## HOW TO COMPLETE THIS TASK
Every line below that carries the word "威脅及防禦" needs to be copied.

Dataset items
******************************

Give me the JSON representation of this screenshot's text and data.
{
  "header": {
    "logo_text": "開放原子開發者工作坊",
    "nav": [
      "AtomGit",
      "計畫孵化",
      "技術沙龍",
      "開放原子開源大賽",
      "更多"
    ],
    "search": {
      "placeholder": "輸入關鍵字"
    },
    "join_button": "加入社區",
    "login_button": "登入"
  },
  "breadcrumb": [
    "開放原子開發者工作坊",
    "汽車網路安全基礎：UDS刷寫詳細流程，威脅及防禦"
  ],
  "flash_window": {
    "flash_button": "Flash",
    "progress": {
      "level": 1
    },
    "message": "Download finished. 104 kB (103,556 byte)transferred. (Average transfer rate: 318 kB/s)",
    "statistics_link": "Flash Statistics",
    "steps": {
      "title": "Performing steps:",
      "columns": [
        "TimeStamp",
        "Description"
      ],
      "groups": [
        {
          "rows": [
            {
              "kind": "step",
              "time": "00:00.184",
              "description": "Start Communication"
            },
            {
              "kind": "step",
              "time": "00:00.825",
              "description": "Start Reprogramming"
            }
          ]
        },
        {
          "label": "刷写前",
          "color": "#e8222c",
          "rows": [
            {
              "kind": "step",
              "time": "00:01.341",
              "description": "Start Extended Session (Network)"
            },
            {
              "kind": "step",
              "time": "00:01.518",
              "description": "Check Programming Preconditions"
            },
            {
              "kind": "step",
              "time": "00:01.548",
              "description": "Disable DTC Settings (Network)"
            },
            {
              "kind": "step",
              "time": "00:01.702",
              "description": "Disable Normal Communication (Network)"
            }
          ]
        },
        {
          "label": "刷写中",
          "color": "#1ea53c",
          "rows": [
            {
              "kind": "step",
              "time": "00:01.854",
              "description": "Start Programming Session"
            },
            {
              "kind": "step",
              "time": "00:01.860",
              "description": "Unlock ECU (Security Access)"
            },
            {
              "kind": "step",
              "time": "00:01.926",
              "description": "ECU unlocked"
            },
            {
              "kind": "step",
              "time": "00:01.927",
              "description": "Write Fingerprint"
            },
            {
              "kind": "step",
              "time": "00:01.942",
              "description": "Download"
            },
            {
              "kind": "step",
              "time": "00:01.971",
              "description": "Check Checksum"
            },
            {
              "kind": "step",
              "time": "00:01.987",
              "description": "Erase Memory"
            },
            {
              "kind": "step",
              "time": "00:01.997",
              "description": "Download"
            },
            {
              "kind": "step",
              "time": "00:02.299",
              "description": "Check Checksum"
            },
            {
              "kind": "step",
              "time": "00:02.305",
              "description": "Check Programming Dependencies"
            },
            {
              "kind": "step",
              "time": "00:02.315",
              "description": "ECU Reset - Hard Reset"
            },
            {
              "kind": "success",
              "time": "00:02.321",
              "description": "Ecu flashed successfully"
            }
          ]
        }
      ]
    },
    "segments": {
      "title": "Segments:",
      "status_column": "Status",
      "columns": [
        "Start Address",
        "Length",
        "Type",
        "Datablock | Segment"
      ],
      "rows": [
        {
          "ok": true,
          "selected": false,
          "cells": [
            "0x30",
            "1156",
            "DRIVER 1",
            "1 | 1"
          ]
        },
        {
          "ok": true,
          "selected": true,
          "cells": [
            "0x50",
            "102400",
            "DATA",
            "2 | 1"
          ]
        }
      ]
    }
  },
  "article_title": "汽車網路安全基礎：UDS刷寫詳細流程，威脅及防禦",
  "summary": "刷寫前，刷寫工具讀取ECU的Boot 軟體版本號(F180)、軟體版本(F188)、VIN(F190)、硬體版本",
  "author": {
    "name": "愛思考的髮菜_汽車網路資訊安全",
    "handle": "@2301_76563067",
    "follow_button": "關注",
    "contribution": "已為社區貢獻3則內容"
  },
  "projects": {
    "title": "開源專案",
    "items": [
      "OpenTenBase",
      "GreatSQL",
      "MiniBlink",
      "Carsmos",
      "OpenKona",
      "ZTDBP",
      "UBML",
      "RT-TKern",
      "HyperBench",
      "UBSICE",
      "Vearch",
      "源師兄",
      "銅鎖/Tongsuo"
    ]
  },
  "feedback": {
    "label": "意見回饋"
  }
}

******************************

## REPLY
    "汽車網路安全基礎：UDS刷寫詳細流程，威脅及防禦"
  "article_title": "汽車網路安全基礎：UDS刷寫詳細流程，威脅及防禦",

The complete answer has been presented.